By LaDarius Calhoun
Several churches and community volunteers are on a mission to provide nutritious hot meals to the hungry and homeless of Tallahassee.
Their mission started almost a year ago, when Raymond Isham set out to give back to the community with an outreach he calls “Soul Food.” Soul Food provides hot meals to the hungry and homeless every Friday in Frenchtown and at Lake Ella.
“Soul Food” was initially served during lunch on Mondays, with dinner on Fridays, “but just like anything, the homeless climate and population changes so we found that Friday evenings are a bit better,” Isham said.
Whichever day of the week it is, the Soul Food outreach program appears to satisfy the needs of the less fortunate.
Under a pavilion at Lake Ella on any given Friday evening, a line of people can be seen gratefully waiting to be served a hot meal, a cool drink and dessert.
Out of the goodness of his heart, Isham who acclaims to be “no chef,” prepares the several plates full of food for those who can’t bear the burden for themselves. But even Isham couldn’t do such a great deed alone. On Fridays, Soul Food is joined by community volunteers, high school students and community churches.
Some of the churches include: Tallahassee Foursquare Church, Capital City Church of God, New Covenant Church, First Baptist Church and St. Peter’s Anglican Church.
Isham describes the Soul Food outreach as a type of “ministry” that has always touched his heart and a reflection of his past.
“The Soul Food outreach came about out of my own struggle,” Isham said. “I found myself in a place of unemployment and was literally on the verge of being homeless. I’ve always had a heart for this outreach, this type of ministry.”
Isham said that there is no word that could really explain what it means to feed the hungry and homeless.
“It’s all about doing for others, as you want them to do for you,” Isham said.

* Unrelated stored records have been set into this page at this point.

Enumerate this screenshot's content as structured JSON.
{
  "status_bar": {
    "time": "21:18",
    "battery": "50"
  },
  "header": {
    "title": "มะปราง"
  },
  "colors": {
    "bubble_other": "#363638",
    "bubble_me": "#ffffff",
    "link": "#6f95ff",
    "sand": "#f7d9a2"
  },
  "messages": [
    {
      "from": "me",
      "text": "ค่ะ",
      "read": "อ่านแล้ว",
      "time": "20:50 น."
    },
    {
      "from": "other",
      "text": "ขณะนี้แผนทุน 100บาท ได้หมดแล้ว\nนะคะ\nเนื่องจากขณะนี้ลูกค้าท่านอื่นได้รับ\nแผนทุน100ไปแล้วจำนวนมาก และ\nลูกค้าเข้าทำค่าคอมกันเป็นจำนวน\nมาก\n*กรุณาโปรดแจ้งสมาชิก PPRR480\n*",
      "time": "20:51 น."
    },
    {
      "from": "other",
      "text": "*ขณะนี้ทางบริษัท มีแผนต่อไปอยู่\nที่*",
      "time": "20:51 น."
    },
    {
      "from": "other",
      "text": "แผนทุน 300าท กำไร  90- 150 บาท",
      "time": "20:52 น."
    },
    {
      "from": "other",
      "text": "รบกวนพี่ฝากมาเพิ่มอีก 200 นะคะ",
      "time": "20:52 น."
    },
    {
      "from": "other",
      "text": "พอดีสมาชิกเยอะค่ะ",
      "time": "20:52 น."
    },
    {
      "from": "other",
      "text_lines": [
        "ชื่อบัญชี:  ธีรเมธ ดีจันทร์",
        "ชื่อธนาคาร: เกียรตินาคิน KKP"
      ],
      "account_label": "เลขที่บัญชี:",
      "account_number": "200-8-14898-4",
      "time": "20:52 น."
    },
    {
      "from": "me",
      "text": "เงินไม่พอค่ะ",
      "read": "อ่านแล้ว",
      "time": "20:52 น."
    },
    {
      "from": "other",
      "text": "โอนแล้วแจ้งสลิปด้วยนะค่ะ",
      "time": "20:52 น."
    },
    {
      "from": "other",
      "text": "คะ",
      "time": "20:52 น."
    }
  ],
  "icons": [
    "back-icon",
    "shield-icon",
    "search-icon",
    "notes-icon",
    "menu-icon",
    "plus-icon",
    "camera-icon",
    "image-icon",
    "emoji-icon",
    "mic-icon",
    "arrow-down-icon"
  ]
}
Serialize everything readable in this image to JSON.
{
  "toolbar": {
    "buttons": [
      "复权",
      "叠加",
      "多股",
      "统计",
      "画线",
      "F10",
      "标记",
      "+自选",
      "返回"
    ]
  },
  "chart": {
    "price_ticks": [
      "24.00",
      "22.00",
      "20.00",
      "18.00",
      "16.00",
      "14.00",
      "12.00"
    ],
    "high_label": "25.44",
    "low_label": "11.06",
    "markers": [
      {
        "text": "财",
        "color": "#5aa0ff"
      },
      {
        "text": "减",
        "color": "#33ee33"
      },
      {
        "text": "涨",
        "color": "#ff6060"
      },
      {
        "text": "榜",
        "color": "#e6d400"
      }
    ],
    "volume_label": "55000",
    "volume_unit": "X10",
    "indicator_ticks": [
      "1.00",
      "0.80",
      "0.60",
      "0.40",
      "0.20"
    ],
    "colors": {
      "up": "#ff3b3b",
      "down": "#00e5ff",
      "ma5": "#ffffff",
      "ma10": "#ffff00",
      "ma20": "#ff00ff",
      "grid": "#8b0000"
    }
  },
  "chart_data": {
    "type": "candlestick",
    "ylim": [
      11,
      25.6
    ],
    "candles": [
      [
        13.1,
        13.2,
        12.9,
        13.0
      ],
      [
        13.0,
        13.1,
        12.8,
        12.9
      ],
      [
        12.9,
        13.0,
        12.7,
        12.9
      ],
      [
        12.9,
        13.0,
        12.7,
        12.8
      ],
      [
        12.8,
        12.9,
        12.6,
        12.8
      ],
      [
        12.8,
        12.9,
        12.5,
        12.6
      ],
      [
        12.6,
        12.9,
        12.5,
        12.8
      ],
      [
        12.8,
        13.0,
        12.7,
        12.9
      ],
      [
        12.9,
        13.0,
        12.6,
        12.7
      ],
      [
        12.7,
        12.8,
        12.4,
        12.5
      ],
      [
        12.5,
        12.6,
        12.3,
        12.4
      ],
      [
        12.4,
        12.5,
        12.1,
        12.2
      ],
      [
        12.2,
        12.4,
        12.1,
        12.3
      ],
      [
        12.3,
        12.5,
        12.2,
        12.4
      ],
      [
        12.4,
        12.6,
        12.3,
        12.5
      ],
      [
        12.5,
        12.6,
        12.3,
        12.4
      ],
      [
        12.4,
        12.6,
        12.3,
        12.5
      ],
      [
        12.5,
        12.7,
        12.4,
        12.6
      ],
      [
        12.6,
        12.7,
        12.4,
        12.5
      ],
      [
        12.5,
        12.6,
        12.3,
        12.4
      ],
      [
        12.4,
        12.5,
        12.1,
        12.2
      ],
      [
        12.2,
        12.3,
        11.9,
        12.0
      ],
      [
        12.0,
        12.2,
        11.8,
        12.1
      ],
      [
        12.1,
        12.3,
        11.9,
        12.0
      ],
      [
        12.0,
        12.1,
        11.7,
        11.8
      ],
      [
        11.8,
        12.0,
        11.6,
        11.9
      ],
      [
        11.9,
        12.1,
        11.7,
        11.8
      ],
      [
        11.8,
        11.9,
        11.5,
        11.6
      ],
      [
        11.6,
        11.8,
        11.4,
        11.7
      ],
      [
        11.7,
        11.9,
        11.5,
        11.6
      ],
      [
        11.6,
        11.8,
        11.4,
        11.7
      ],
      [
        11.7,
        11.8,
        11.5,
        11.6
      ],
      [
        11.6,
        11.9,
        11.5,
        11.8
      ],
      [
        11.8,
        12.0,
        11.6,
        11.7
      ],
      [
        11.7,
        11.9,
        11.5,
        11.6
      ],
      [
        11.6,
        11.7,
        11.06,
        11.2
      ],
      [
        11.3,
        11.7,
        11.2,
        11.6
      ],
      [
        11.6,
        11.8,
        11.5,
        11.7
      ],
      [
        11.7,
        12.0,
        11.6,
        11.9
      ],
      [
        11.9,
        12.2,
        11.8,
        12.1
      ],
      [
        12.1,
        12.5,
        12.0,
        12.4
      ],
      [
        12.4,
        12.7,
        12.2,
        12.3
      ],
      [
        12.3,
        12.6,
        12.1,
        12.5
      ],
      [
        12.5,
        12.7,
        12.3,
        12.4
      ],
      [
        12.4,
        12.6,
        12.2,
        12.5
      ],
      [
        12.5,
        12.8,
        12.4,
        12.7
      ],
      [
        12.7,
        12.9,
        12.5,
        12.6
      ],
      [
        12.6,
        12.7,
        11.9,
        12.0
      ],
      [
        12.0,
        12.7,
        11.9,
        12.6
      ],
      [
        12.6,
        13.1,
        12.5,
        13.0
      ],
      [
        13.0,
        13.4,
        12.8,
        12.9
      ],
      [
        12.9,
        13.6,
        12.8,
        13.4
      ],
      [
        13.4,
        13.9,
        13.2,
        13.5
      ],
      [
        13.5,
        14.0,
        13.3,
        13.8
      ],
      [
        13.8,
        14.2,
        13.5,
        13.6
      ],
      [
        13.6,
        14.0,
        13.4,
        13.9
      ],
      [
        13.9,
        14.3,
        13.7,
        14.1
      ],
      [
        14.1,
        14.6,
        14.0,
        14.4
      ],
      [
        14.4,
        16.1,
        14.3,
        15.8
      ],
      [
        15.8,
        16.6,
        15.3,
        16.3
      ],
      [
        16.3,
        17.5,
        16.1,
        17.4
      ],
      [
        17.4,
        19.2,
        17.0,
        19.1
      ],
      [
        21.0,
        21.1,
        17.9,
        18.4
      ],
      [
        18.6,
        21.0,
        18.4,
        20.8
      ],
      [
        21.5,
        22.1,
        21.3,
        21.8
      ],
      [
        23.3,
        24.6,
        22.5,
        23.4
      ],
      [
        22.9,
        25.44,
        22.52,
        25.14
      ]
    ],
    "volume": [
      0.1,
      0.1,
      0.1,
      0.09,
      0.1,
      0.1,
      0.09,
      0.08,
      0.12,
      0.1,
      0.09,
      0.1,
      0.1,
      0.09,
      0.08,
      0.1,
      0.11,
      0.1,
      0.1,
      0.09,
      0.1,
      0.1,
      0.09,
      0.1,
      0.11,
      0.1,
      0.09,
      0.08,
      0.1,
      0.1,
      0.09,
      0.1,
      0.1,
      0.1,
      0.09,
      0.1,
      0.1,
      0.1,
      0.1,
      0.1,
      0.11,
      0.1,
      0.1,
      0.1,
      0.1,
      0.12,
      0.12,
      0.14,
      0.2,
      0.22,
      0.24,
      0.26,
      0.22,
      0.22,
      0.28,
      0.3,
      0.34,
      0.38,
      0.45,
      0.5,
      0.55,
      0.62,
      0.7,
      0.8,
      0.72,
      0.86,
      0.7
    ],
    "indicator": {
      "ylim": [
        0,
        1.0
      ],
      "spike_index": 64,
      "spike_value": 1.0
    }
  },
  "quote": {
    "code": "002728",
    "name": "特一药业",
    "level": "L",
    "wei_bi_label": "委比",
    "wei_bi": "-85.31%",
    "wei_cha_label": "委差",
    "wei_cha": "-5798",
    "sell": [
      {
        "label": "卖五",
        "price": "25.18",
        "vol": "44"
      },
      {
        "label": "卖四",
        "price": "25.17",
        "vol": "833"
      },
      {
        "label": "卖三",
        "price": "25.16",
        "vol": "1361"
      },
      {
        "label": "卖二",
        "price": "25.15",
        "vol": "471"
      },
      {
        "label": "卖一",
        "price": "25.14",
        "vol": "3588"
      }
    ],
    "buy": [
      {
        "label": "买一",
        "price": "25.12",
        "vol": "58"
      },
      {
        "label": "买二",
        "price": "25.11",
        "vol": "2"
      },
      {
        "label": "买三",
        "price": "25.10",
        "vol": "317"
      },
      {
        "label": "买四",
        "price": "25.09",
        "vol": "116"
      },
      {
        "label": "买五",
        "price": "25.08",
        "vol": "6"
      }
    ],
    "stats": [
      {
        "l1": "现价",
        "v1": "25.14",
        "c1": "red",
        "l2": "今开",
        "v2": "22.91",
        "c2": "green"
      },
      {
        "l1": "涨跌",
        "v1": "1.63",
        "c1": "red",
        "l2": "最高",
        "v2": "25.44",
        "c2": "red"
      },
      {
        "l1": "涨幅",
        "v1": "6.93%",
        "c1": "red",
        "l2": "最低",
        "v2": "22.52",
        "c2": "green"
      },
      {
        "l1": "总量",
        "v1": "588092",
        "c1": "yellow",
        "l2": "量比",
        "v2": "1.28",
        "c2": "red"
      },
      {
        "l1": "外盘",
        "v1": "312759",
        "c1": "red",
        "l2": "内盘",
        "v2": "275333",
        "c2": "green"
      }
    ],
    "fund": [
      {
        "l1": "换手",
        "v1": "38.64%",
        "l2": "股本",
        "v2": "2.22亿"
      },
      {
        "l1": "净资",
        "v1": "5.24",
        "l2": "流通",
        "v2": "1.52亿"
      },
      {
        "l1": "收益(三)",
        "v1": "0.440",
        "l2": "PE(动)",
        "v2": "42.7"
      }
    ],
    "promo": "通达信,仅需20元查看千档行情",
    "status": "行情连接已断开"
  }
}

Jamison Wood, a high school student, volunteers with Soul Food every Monday and Friday because the “homeless” conversation is closer to home to him than others.
“I do it because my dad used to be homeless before I was born,” Wood said.
A bite of soul food isn’t hard to come by for Nicodemus McClary, a homeless man who enjoyed a meal from the Soul Food outreach for the first time.
“I think they do a very good job feeding the homeless and it was good,” McClary said.
The Soul Food outreach program welcomes the community and volunteers to lend a hand in service every Monday and Friday as they feed the hungry and homeless.